When I was in college, there were several Masses to choose from on Sunday in the main chapel. There was also one Mass at night closer to where the upperclassmen lived that was far more laid-back; students sat on the floor and there was a student band that played high-energy music for the Mass.
One of the defining features of this Mass was how the Sign of Peace was handled. At a typical Mass, you shake the hands of the people around you and say, "Peace be with you." You might hug any friends and family you're with rather than shaking their hand. At this Mass, everyone hugged for the Sign of Peace. It was a big free-for-all of people running around the room, hugging each other.
When I was a freshman, I would sometimes go with a group of girls from my floor to this Mass. My impression was that it was great how everyone just let loose and loved on everyone; I'd gets hugs from my floormates, from Campus Ministry folks I knew, from other friends from different parts of campus. It made me feel part of a close-knit, loving community.
A lot had changed by my last year of college. I was in graduate school and almost all my friends had graduated except my roommate (not Catholic) and my friends in the gay-straight alliance (mostly not Catholic), plus a few friends who lived on the other side of campus whom I rarely saw. I don't remember which Mass I normally went to, but it was one of the ones in the main chapel or at the church right near campus.
For whatever reason, one Sunday I didn't make it to Mass during the day, which meant the only option left was to go to the night Mass. I saw someone I knew from classes on the way in, and so she invited me to come sit on the floor by her and her friends.
At the Sign of Peace, something odd happened. The girl I knew gave me a hug, and then I turned to the people around me. Everyone was hugging each other... and carefully avoiding eye contact with me. There was a hugging storm whirling around me, but I was the eye of the storm, the solitary unknown person that no one knew what to do with.
I understood exactly what had happened. At this particular Mass, it would have been out of the ordinary to stop and shake someone's hand after hugging everyone else. It would have felt oddly formal and distant, not in keeping with the character of the Mass. But a hug is still an intimate thing, something you don't usually share with a complete stranger.
So people chose to avoid having to make a decision by just pretending they didn't see me.
I had forgotten about this experience until this week, when the residence hall where we live hosted its weekly Mass. This Mass had the same laid-back attitude of the night Mass at my college, with people coming down from their rooms in their pajama pants, talking and laughing with friends before Mass started.
And at the Sign of Peace, everyone hugged.
Some people here know me. The RAs gave me hugs, as well as a few other students who we'd gotten to know before school started. And Mike did, of course. But the rest of the students in front of and behind me carefully averted their eyes and found other people to share their peace with.

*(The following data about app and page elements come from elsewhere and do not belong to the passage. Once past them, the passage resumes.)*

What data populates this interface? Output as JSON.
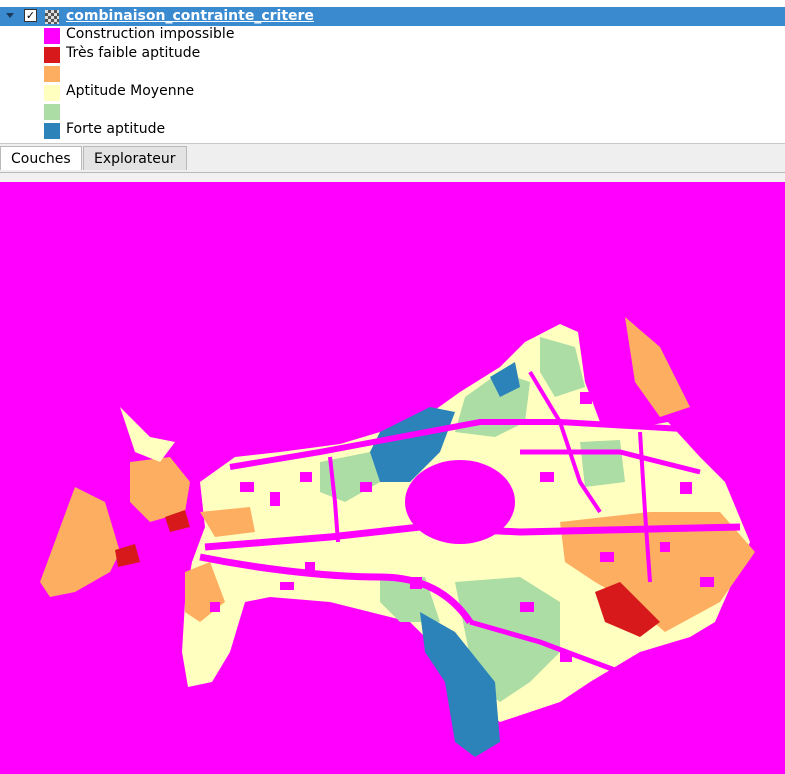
{
  "layer_tree": {
    "layer_name": "combinaison_contrainte_critere",
    "checked": true,
    "legend": [
      {
        "label": "Construction impossible",
        "color": "#ff00ff"
      },
      {
        "label": "Très faible aptitude",
        "color": "#d7191c"
      },
      {
        "label": "",
        "color": "#fdae61"
      },
      {
        "label": "Aptitude Moyenne",
        "color": "#ffffc0"
      },
      {
        "label": "",
        "color": "#abdda4"
      },
      {
        "label": "Forte aptitude",
        "color": "#2b83ba"
      }
    ]
  },
  "tabs": [
    {
      "label": "Couches",
      "active": true
    },
    {
      "label": "Explorateur",
      "active": false
    }
  ],
  "icons": {
    "expand": "chevron-down-icon",
    "checkbox": "checkbox-checked-icon",
    "layer_type": "raster-layer-icon"
  }
}
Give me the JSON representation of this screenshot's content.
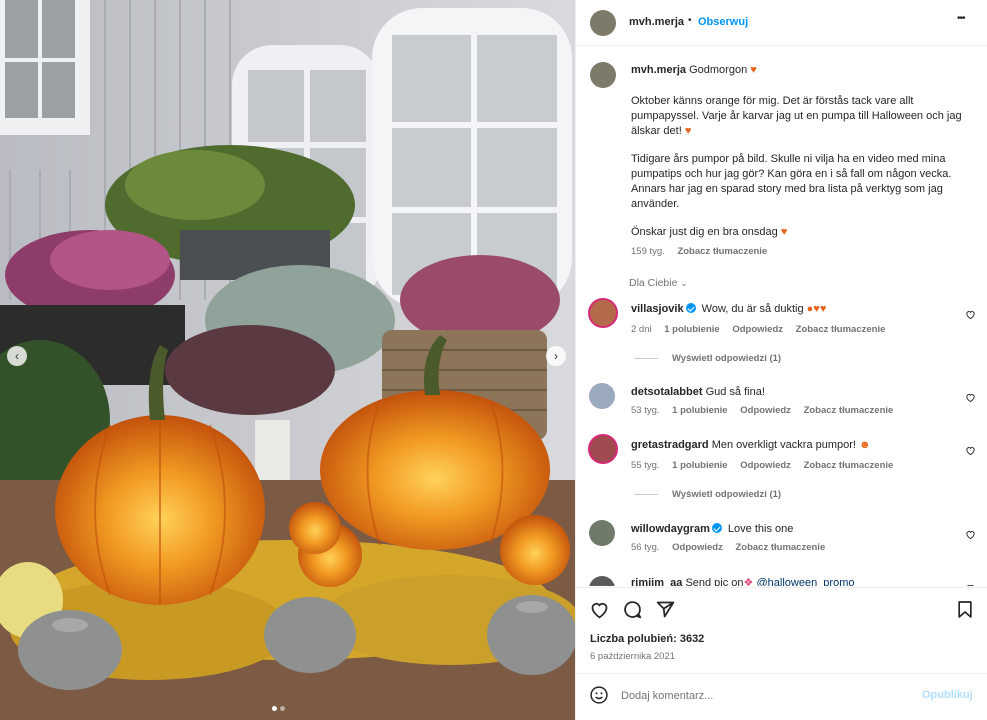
{
  "post": {
    "username": "mvh.merja",
    "follow": "Obserwuj",
    "more": "•••",
    "dot": "•"
  },
  "caption": {
    "username": "mvh.merja",
    "text_line1": "Godmorgon",
    "paragraph1": "Oktober känns orange för mig. Det är förstås tack vare allt pumpapyssel. Varje år karvar jag ut en pumpa till Halloween och jag älskar det!",
    "paragraph2": "Tidigare års pumpor på bild. Skulle ni vilja ha en video med mina pumpatips och hur jag gör? Kan göra en i så fall om någon vecka. Annars har jag en sparad story med bra lista på verktyg som jag använder.",
    "paragraph3": "Önskar just dig en bra onsdag",
    "time": "159 tyg.",
    "translate": "Zobacz tłumaczenie"
  },
  "sort": "Dla Ciebie",
  "comments": [
    {
      "user": "villasjovik",
      "verified": true,
      "text": "Wow, du är så duktig",
      "time": "2 dni",
      "likes": "1 polubienie",
      "reply": "Odpowiedz",
      "translate": "Zobacz tłumaczenie",
      "replies": "Wyświetl odpowiedzi (1)"
    },
    {
      "user": "detsotalabbet",
      "verified": false,
      "text": "Gud så fina!",
      "time": "53 tyg.",
      "likes": "1 polubienie",
      "reply": "Odpowiedz",
      "translate": "Zobacz tłumaczenie"
    },
    {
      "user": "gretastradgard",
      "verified": false,
      "text": "Men overkligt vackra pumpor!",
      "time": "55 tyg.",
      "likes": "1 polubienie",
      "reply": "Odpowiedz",
      "translate": "Zobacz tłumaczenie",
      "replies": "Wyświetl odpowiedzi (1)"
    },
    {
      "user": "willowdaygram",
      "verified": true,
      "text": "Love this one",
      "time": "56 tyg.",
      "reply": "Odpowiedz",
      "translate": "Zobacz tłumaczenie"
    },
    {
      "user": "rimiim_aa",
      "verified": false,
      "text": "Send pic on",
      "mention": "@halloween_promo"
    }
  ],
  "likes": "Liczba polubień: 3632",
  "date": "6 października 2021",
  "add_comment": {
    "placeholder": "Dodaj komentarz...",
    "publish": "Opublikuj"
  },
  "colors": {
    "accent": "#0095f6",
    "heart": "#e8641b",
    "publish_disabled": "#b2dffc"
  }
}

It made me think about the importance of mindfulness in building communities. It seems that the more close-knit and comfortable a group becomes, the harder it is for others to be welcomed into that group unless the group specifically makes an effort to make new people comfortable.

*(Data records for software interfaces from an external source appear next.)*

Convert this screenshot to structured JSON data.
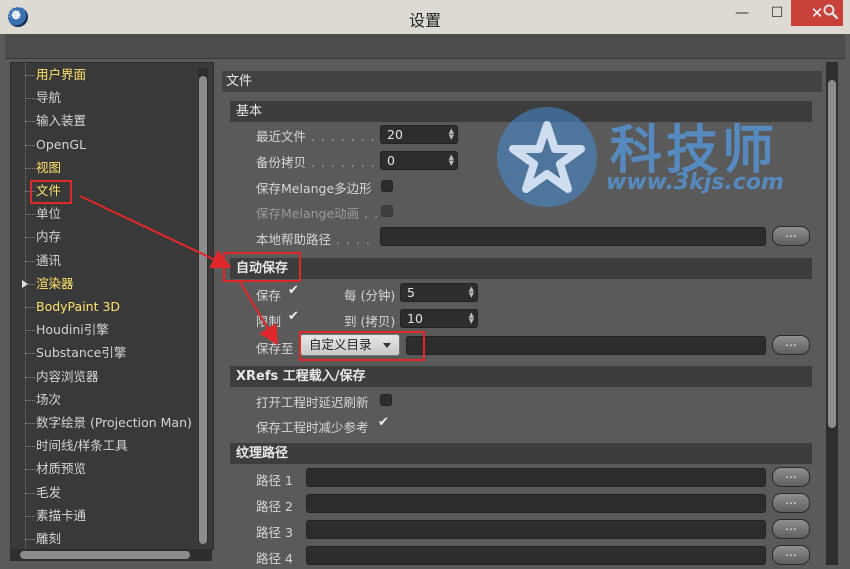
{
  "window": {
    "title": "设置",
    "min_glyph": "—",
    "max_glyph": "☐",
    "close_glyph": "✕"
  },
  "nav": {
    "items": [
      {
        "label": "用户界面",
        "highlight": true
      },
      {
        "label": "导航",
        "highlight": false
      },
      {
        "label": "输入装置",
        "highlight": false
      },
      {
        "label": "OpenGL",
        "highlight": false
      },
      {
        "label": "视图",
        "highlight": true
      },
      {
        "label": "文件",
        "highlight": true
      },
      {
        "label": "单位",
        "highlight": false
      },
      {
        "label": "内存",
        "highlight": false
      },
      {
        "label": "通讯",
        "highlight": false
      },
      {
        "label": "渲染器",
        "highlight": true,
        "expandable": true
      },
      {
        "label": "BodyPaint 3D",
        "highlight": true
      },
      {
        "label": "Houdini引擎",
        "highlight": false
      },
      {
        "label": "Substance引擎",
        "highlight": false
      },
      {
        "label": "内容浏览器",
        "highlight": false
      },
      {
        "label": "场次",
        "highlight": false
      },
      {
        "label": "数字绘景 (Projection Man)",
        "highlight": false
      },
      {
        "label": "时间线/样条工具",
        "highlight": false
      },
      {
        "label": "材质预览",
        "highlight": false
      },
      {
        "label": "毛发",
        "highlight": false
      },
      {
        "label": "素描卡通",
        "highlight": false
      },
      {
        "label": "雕刻",
        "highlight": false
      }
    ]
  },
  "main": {
    "section_title": "文件",
    "basic": {
      "title": "基本",
      "recent_files_label": "最近文件",
      "recent_files_value": "20",
      "backup_label": "备份拷贝",
      "backup_value": "0",
      "save_melange_poly_label": "保存Melange多边形",
      "save_melange_anim_label": "保存Melange动画",
      "local_help_path_label": "本地帮助路径",
      "browse_label": "..."
    },
    "autosave": {
      "title": "自动保存",
      "save_label": "保存",
      "limit_label": "限制",
      "every_label": "每 (分钟)",
      "every_value": "5",
      "to_label": "到 (拷贝)",
      "to_value": "10",
      "save_to_label": "保存至",
      "save_to_value": "自定义目录",
      "browse_label": "..."
    },
    "xrefs": {
      "title": "XRefs 工程载入/保存",
      "delay_refresh_label": "打开工程时延迟刷新",
      "reduce_refs_label": "保存工程时减少参考"
    },
    "texture": {
      "title": "纹理路径",
      "paths": [
        {
          "label": "路径 1"
        },
        {
          "label": "路径 2"
        },
        {
          "label": "路径 3"
        },
        {
          "label": "路径 4"
        }
      ],
      "browse_label": "..."
    }
  },
  "watermark": {
    "title": "科技师",
    "url": "www.3kjs.com"
  },
  "colors": {
    "highlight_text": "#ffe36b",
    "annotation_red": "#e0282b",
    "close_button": "#c7413a"
  },
  "icons": [
    "app-icon",
    "grip-icon",
    "search-icon",
    "expand-arrow-icon",
    "check-icon",
    "spin-arrows-icon",
    "dropdown-arrow-icon"
  ]
}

Have you ever been invited to hang out with someone's group of friends and felt a palpable barrier between you and everyone else, made of laughter and inside jokes? But what a difference it makes when someone stops and tells you the backstory before the conversation goes any farther.
When I was in Chicago, I volunteered with an amazing group of people, and one of the things that helped me feel I belonged was that at the first meeting I attended, everyone took the time to ask me questions about myself and learn more about me, and then filled me in on what they were working on and the usual format of their meetings. They did the same when another volunteer joined later on. It was a concrete way of indicating that they wanted new people to feel comfortable and welcome there.
In cases like these, all it may take is any individual being mindful of the need to make someone comfortable. But with larger groups, I think explicit guidance from a leader can be helpful. At this Mass, for instance, people are operating on two different heuristics: (1) Everyone hugs at this Mass and (2) Hugging someone you don't know is socially awkward. What a difference it could make for the priest to say something like, "At this Mass we often share with one another a sign of peace through a hug, but if you don't know someone well enough for that, please extend them a handshake."
The idea of welcoming newcomers is something I've heard come up more than once in connection with churches, and it's something that Catholics, specifically, are not known for doing particularly well. However, I know from visiting friends' churches that sometimes when people are assigned to a "welcome ministry" it can end up feeling a little overbearing and like a sales pitch for joining the church, and that's not exactly what I'm talking about.
I don't want to be sold to or interrogated -- just noticed and acknowledged positively. Sometimes that's just a friendly person turning around to say hello. But if that isn't a part of the culture, it may take a bigger push from leadership -- not so much by assigning specific people to be friendly, but by regularly encouraging people to greet someone they don't know, until a new habit and culture is formed.
There's something wonderful about feeling part of a close community of people. But if you want to leave the door open to new people, it's worth taking the time to think about how to ensure that new people feel welcome and included.
When have you had trouble becoming part of an established group? What do you think would have helped you feel more included?